• PROMPT: Go through the records, and copy each line in which the string "Property" is present.

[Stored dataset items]
===============
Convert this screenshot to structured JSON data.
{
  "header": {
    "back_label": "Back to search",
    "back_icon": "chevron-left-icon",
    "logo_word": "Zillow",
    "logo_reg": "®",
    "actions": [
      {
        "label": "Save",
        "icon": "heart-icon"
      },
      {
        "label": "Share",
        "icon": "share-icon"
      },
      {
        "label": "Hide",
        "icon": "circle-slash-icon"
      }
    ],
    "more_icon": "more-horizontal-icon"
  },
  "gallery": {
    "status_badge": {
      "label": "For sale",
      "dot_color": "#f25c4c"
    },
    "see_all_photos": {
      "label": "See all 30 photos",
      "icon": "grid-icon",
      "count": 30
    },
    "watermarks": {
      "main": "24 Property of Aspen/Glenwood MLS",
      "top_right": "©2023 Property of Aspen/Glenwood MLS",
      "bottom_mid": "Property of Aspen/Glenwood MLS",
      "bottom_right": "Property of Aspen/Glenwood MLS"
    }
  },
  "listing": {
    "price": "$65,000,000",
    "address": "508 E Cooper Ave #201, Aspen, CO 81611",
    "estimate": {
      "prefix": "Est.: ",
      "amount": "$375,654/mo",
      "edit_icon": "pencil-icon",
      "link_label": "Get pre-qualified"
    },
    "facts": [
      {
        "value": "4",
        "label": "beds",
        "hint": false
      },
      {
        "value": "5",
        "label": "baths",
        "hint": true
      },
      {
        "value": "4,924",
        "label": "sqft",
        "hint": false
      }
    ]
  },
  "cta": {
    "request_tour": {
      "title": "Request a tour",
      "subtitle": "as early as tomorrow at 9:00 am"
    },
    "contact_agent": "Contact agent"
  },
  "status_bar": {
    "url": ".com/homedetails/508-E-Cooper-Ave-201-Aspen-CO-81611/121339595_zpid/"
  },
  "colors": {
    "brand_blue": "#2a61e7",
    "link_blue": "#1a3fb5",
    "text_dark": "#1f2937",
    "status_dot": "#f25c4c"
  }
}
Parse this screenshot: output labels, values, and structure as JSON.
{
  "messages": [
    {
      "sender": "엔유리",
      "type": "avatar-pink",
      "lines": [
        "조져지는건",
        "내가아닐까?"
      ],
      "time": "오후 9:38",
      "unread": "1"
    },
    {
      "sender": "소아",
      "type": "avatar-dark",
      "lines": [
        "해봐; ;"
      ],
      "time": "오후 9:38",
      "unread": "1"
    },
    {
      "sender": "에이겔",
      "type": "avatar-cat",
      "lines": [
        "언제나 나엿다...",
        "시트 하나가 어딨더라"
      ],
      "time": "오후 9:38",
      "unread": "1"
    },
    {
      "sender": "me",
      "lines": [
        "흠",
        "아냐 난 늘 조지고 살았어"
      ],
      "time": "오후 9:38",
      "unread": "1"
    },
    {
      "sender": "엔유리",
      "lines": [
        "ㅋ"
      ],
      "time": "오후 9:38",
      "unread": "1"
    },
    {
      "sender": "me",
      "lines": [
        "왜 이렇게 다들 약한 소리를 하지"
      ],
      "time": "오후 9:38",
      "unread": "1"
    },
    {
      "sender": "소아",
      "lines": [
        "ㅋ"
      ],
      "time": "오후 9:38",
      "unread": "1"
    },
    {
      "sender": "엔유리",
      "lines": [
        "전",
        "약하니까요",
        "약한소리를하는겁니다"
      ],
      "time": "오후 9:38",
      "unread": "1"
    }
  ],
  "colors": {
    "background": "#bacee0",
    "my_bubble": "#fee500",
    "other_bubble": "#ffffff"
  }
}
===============
• RESULT OF THE TASK:
      "main": "24 Property of Aspen/Glenwood MLS",
      "top_right": "©2023 Property of Aspen/Glenwood MLS",
      "bottom_mid": "Property of Aspen/Glenwood MLS",
      "bottom_right": "Property of Aspen/Glenwood MLS"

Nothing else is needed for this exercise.